It’s 6:30 a.m. on a desolate highway leading into town. It’s also rutting season. One week ago I was blindsided by a buck that ripped the windshield wiper off my car and cracked the grille; he rolled three times but was able to get up and run off. I stopped the car for a minute to get my heart rate to slow down. I got out and grabbed my wiper off the road and checked my front end for damage. As I drove away I thought both the deer and I got off easy. I was thankful.

But I’m not about to take chances of that happening again. I’ve already seen two bucks cross the road in my headlights on County SS this morning.

I manage to get back to my zen-like state after glancing at my speedometer a few times: 50, 51, 52 miles per hour. A decent speed for the time of day, the highway, and the season. I know better than to let you push me into a speed I don’t feel comfortable with. I refuse to let you bully me.

Did you know driving that close to a car’s back end is bullying? Also dangerous and crazy? If I need to stop suddenly for a deer there is no way in this quiet valley you can stop quickly enough without slamming the front end of your pickup into the back end of my car...and you’re bigger than me.

Certainly our cars would get hurt and my guess is that we would too. I have my seat belt on, but do you? Hitting me at 50 mph without a seat belt could mean flying through your windshield.

I had a neighbor who used to live on the ridgetop above me. On a morning similar to this one, where you insist on trying to scare me half to death, he was hit by another car. He doesn’t live near me anymore. He lives in La Crosse with a round-the-clock nurse who helps him maneuver his wheelchair, his breathing apparatus, and his life. He is a quadriplegic.

The road winds back and forth; so does my car, and so does your truck. You have become a burr on my tail, a thorn in my side, a menace to society. For the most part I’m able to tune you out. I drive with both hands on the wheel. I am careful and acutely aware of my surroundings. I’m on high alert for bucks following the scent of the does without any regard for roads or cars. I don’t want to hit a deer—and I don’t want to be hit.

I haven’t slowed down and I’ve maintained my speed. It has become lighter out. I watch the car clock turn. You haven’t backed off of my rear end, and, after ten long minutes, I figure out you aren’t about to.

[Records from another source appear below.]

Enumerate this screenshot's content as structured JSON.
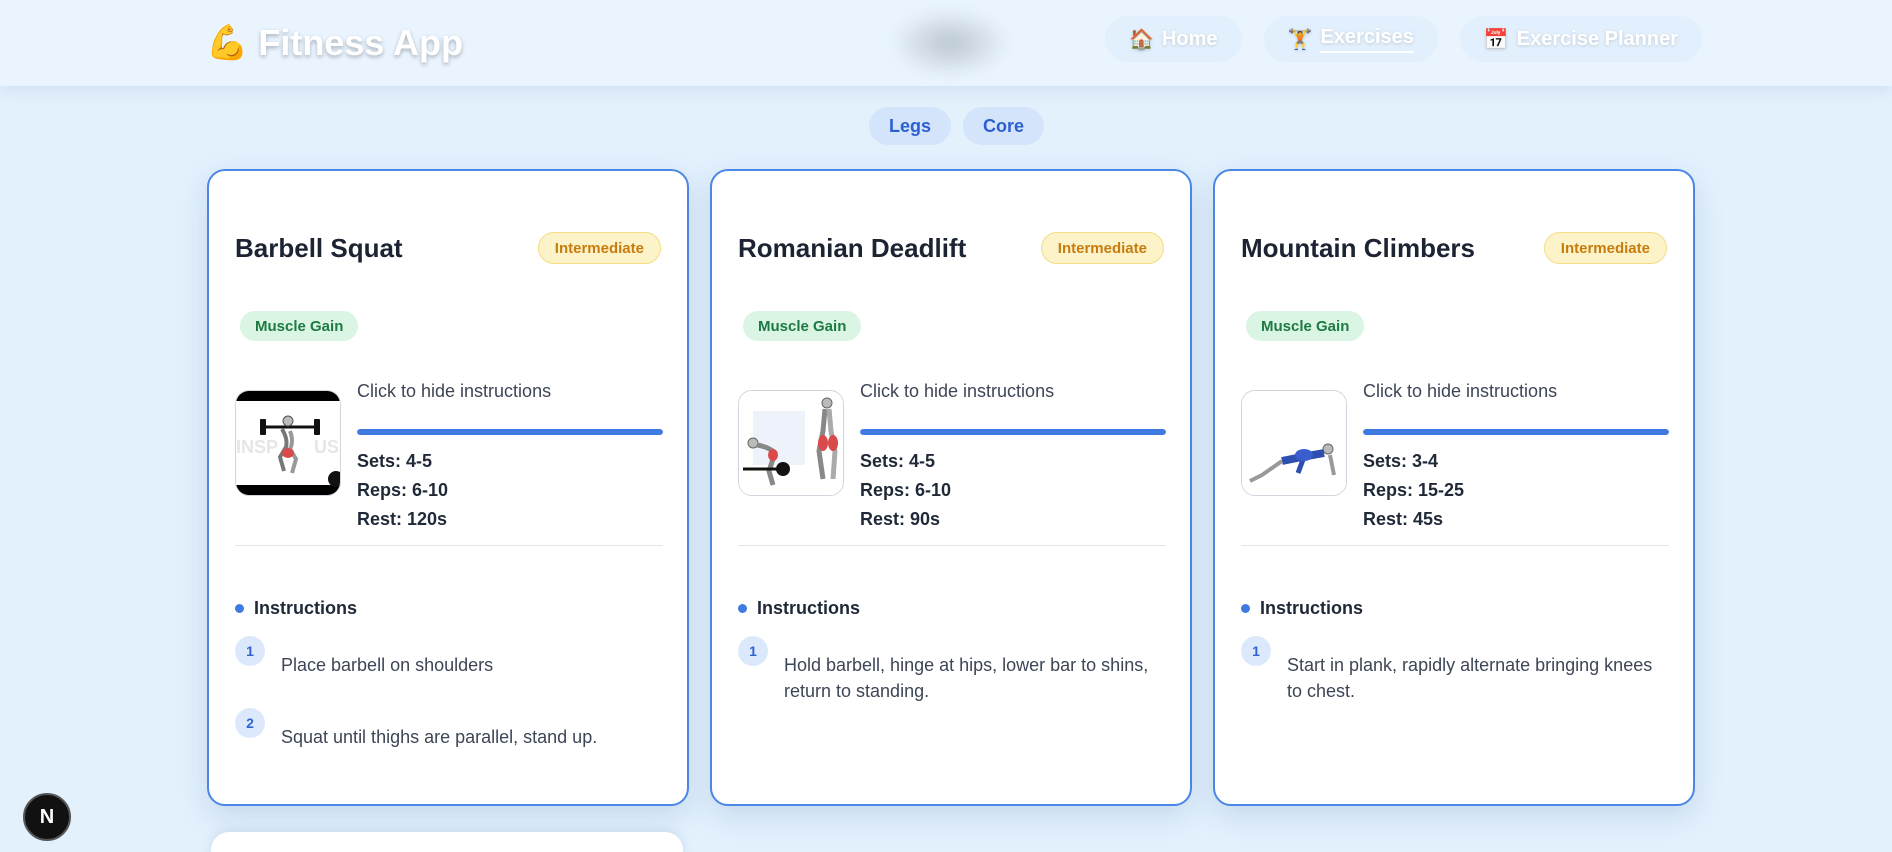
{
  "app": {
    "title": "Fitness App",
    "icon": "flexed-biceps-icon"
  },
  "nav": [
    {
      "label": "Home",
      "icon": "house-icon"
    },
    {
      "label": "Exercises",
      "icon": "weightlifter-icon"
    },
    {
      "label": "Exercise Planner",
      "icon": "calendar-icon"
    }
  ],
  "filters": [
    "Legs",
    "Core"
  ],
  "cards": [
    {
      "title": "Barbell Squat",
      "level": "Intermediate",
      "goal": "Muscle Gain",
      "toggle": "Click to hide instructions",
      "progress": 1.0,
      "sets": "Sets: 4-5",
      "reps": "Reps: 6-10",
      "rest": "Rest: 120s",
      "instructions_label": "Instructions",
      "steps": [
        {
          "num": "1",
          "text": "Place barbell on shoulders"
        },
        {
          "num": "2",
          "text": "Squat until thighs are parallel, stand up."
        }
      ]
    },
    {
      "title": "Romanian Deadlift",
      "level": "Intermediate",
      "goal": "Muscle Gain",
      "toggle": "Click to hide instructions",
      "progress": 1.0,
      "sets": "Sets: 4-5",
      "reps": "Reps: 6-10",
      "rest": "Rest: 90s",
      "instructions_label": "Instructions",
      "steps": [
        {
          "num": "1",
          "text": "Hold barbell, hinge at hips, lower bar to shins, return to standing."
        }
      ]
    },
    {
      "title": "Mountain Climbers",
      "level": "Intermediate",
      "goal": "Muscle Gain",
      "toggle": "Click to hide instructions",
      "progress": 1.0,
      "sets": "Sets: 3-4",
      "reps": "Reps: 15-25",
      "rest": "Rest: 45s",
      "instructions_label": "Instructions",
      "steps": [
        {
          "num": "1",
          "text": "Start in plank, rapidly alternate bringing knees to chest."
        }
      ]
    }
  ],
  "dev_badge": "N",
  "colors": {
    "accent": "#3f7ae0",
    "card_border": "#4b87e6",
    "badge_bg": "#fdf3c9",
    "goal_bg": "#daf5e4"
  }
}
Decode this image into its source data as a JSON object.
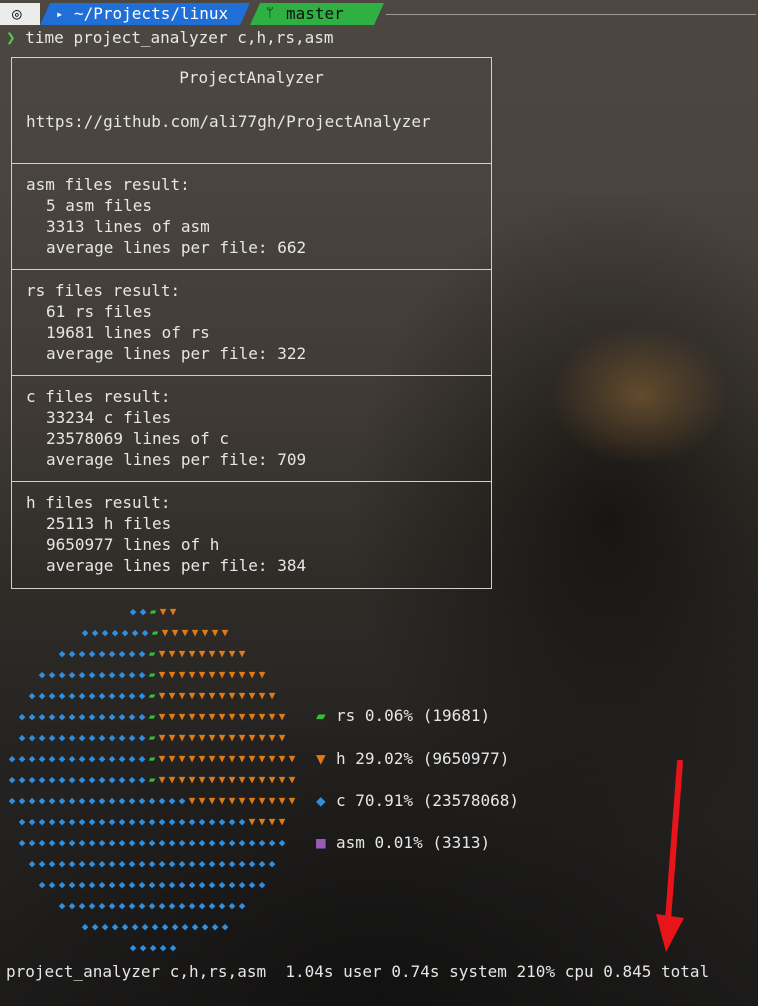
{
  "prompt": {
    "os_icon": "debian-icon",
    "os_glyph": "◎",
    "folder_glyph": "▸",
    "directory": "~/Projects/linux",
    "git_glyph": "ᛘ",
    "branch": "master"
  },
  "command": {
    "arrow": "❯",
    "text": "time project_analyzer c,h,rs,asm"
  },
  "report": {
    "title": "ProjectAnalyzer",
    "url": "https://github.com/ali77gh/ProjectAnalyzer",
    "sections": [
      {
        "header": "asm files result:",
        "files": "5 asm files",
        "lines": "3313 lines of asm",
        "avg": "average lines per file: 662"
      },
      {
        "header": "rs files result:",
        "files": "61 rs files",
        "lines": "19681 lines of rs",
        "avg": "average lines per file: 322"
      },
      {
        "header": "c files result:",
        "files": "33234 c files",
        "lines": "23578069 lines of c",
        "avg": "average lines per file: 709"
      },
      {
        "header": "h files result:",
        "files": "25113 h files",
        "lines": "9650977 lines of h",
        "avg": "average lines per file: 384"
      }
    ]
  },
  "chart_data": {
    "type": "waffle",
    "series": [
      {
        "name": "rs",
        "percent": 0.06,
        "lines": 19681,
        "color": "#32c23a",
        "symbol": "▰"
      },
      {
        "name": "h",
        "percent": 29.02,
        "lines": 9650977,
        "color": "#e07a16",
        "symbol": "▼"
      },
      {
        "name": "c",
        "percent": 70.91,
        "lines": 23578068,
        "color": "#2f8fe0",
        "symbol": "◆"
      },
      {
        "name": "asm",
        "percent": 0.01,
        "lines": 3313,
        "color": "#9b59b6",
        "symbol": "■"
      }
    ]
  },
  "legend": [
    {
      "symbol": "▰",
      "text": "rs 0.06% (19681)",
      "color": "#32c23a"
    },
    {
      "symbol": "▼",
      "text": "h 29.02% (9650977)",
      "color": "#e07a16"
    },
    {
      "symbol": "◆",
      "text": "c 70.91% (23578068)",
      "color": "#2f8fe0"
    },
    {
      "symbol": "■",
      "text": "asm 0.01% (3313)",
      "color": "#9b59b6"
    }
  ],
  "timing": "project_analyzer c,h,rs,asm  1.04s user 0.74s system 210% cpu 0.845 total",
  "colors": {
    "annotation_arrow": "#e8141a",
    "box_border": "#d0d0d0",
    "prompt_dir_bg": "#1f6fd6",
    "prompt_git_bg": "#2fb043"
  }
}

I start thinking about the new yellow lines they recently painted on this stretch of highway. Broken yellow lines were repainted into solid yellows. I think of this because I worry you are going to try to pass me on the double yellow and there isn’t anywhere I feel safe enough to pull over.

I’m driving and thinking that I have my First Responder certification. If you hit me and I’m able to move I will get out of my car and come back to your truck and help you if necessary. I will look, listen, and feel for your breath. I will carefully reposition your head to open your airway. I will...

My thinking stops with the sound of your acceleration.  Your truck is so close beside me I could reach out my window and almost touch it. Then you swerve in front of me and wham, you slam on your brakes. I slam on mine. My head snaps. My brain is on fire. One minute I was wondering how I’d save you and now I’m hating you.

I dislike that you were able to take me to a place of anger. I was doing okay with your immaturity, impatience, and recklessness until that moment. My leg feels like it’s working one of those old-fashioned sewing machinespump-pump-pump. I’m filled with adrenaline, and my heart is beating wildly against my rib cage.

I can see your taillights receding down the highway. I’ve readjusted my mirror. I’ve readjusted my attitude and I’m managing to drive. I’m getting back to thinking, and as I approach the city limits I can still see you ahead of me, already in the 25-mph zone.

My foot has stopped jerking and my heart rate has returned to normal. I pull up to the first stop sign in over ten miles and your truck is right in front of me.

Dear red truck driver, was that necessary? Can we all please agree to think while we’re driving?